◆ **WHAT THE TASK REQUIRES**
An exact, complete copy of the entries is needed, with the pictures left out.

PROVIDED DATA START

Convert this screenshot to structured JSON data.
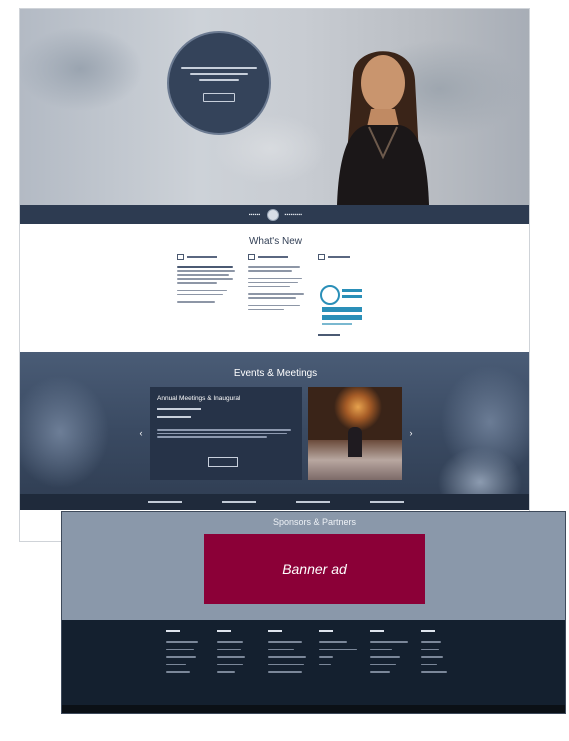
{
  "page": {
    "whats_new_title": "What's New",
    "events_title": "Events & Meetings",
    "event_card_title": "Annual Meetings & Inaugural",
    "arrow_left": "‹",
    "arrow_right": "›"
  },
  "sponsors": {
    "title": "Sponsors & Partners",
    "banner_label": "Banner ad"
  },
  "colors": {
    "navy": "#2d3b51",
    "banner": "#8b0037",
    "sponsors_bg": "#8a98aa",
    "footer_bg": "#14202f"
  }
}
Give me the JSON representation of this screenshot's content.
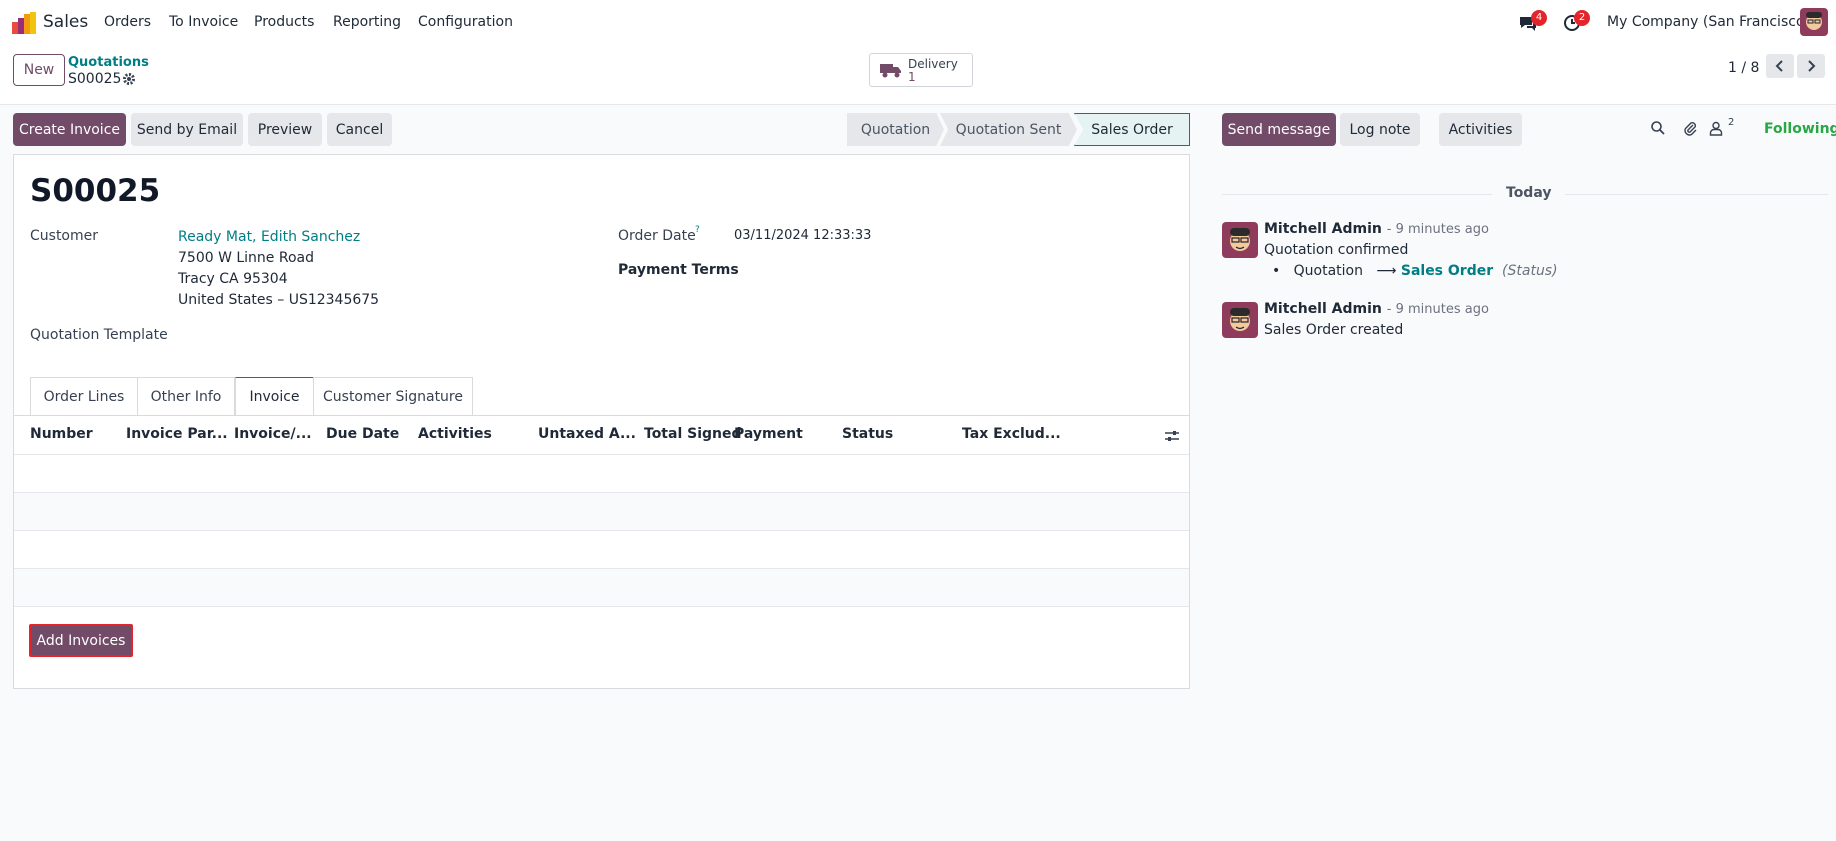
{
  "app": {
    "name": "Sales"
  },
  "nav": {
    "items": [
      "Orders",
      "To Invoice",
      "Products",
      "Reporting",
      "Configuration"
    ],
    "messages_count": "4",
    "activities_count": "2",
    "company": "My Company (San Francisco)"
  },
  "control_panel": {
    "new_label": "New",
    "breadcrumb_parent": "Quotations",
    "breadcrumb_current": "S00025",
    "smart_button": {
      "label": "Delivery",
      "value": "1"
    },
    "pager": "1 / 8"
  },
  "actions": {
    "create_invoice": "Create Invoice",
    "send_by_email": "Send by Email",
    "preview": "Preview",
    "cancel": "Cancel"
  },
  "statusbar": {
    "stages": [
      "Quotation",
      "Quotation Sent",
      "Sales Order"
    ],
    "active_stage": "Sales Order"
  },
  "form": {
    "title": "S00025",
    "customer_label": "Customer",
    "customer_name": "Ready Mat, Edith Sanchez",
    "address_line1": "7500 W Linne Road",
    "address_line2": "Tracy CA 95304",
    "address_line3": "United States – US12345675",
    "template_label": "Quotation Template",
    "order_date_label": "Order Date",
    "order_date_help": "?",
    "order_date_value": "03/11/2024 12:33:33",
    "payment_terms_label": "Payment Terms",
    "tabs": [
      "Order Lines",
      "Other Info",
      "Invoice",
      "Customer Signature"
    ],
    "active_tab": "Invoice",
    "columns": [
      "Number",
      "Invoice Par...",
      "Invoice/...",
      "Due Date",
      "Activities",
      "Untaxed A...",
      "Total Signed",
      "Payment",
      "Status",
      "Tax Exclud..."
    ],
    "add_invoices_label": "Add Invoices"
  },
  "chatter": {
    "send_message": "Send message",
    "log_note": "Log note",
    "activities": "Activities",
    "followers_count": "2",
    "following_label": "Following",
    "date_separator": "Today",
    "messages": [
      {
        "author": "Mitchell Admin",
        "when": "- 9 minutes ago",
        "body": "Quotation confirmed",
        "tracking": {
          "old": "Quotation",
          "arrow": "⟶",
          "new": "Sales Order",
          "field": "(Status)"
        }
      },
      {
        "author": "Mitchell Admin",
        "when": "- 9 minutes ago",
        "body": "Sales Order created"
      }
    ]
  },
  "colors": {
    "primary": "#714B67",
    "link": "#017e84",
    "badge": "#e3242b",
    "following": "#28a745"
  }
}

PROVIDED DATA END

◆ **SOLUTION FOR THIS PROBLEM**
Convert this screenshot to structured JSON data.
{
  "page": {
    "whats_new_title": "What's New",
    "events_title": "Events & Meetings",
    "event_card_title": "Annual Meetings & Inaugural",
    "arrow_left": "‹",
    "arrow_right": "›"
  },
  "sponsors": {
    "title": "Sponsors & Partners",
    "banner_label": "Banner ad"
  },
  "colors": {
    "navy": "#2d3b51",
    "banner": "#8b0037",
    "sponsors_bg": "#8a98aa",
    "footer_bg": "#14202f"
  }
}
Give me the JSON representation of this screenshot's content.
{
  "app": {
    "name": "Sales"
  },
  "nav": {
    "items": [
      "Orders",
      "To Invoice",
      "Products",
      "Reporting",
      "Configuration"
    ],
    "messages_count": "4",
    "activities_count": "2",
    "company": "My Company (San Francisco)"
  },
  "control_panel": {
    "new_label": "New",
    "breadcrumb_parent": "Quotations",
    "breadcrumb_current": "S00025",
    "smart_button": {
      "label": "Delivery",
      "value": "1"
    },
    "pager": "1 / 8"
  },
  "actions": {
    "create_invoice": "Create Invoice",
    "send_by_email": "Send by Email",
    "preview": "Preview",
    "cancel": "Cancel"
  },
  "statusbar": {
    "stages": [
      "Quotation",
      "Quotation Sent",
      "Sales Order"
    ],
    "active_stage": "Sales Order"
  },
  "form": {
    "title": "S00025",
    "customer_label": "Customer",
    "customer_name": "Ready Mat, Edith Sanchez",
    "address_line1": "7500 W Linne Road",
    "address_line2": "Tracy CA 95304",
    "address_line3": "United States – US12345675",
    "template_label": "Quotation Template",
    "order_date_label": "Order Date",
    "order_date_help": "?",
    "order_date_value": "03/11/2024 12:33:33",
    "payment_terms_label": "Payment Terms",
    "tabs": [
      "Order Lines",
      "Other Info",
      "Invoice",
      "Customer Signature"
    ],
    "active_tab": "Invoice",
    "columns": [
      "Number",
      "Invoice Par...",
      "Invoice/...",
      "Due Date",
      "Activities",
      "Untaxed A...",
      "Total Signed",
      "Payment",
      "Status",
      "Tax Exclud..."
    ],
    "add_invoices_label": "Add Invoices"
  },
  "chatter": {
    "send_message": "Send message",
    "log_note": "Log note",
    "activities": "Activities",
    "followers_count": "2",
    "following_label": "Following",
    "date_separator": "Today",
    "messages": [
      {
        "author": "Mitchell Admin",
        "when": "- 9 minutes ago",
        "body": "Quotation confirmed",
        "tracking": {
          "old": "Quotation",
          "arrow": "⟶",
          "new": "Sales Order",
          "field": "(Status)"
        }
      },
      {
        "author": "Mitchell Admin",
        "when": "- 9 minutes ago",
        "body": "Sales Order created"
      }
    ]
  },
  "colors": {
    "primary": "#714B67",
    "link": "#017e84",
    "badge": "#e3242b",
    "following": "#28a745"
  }
}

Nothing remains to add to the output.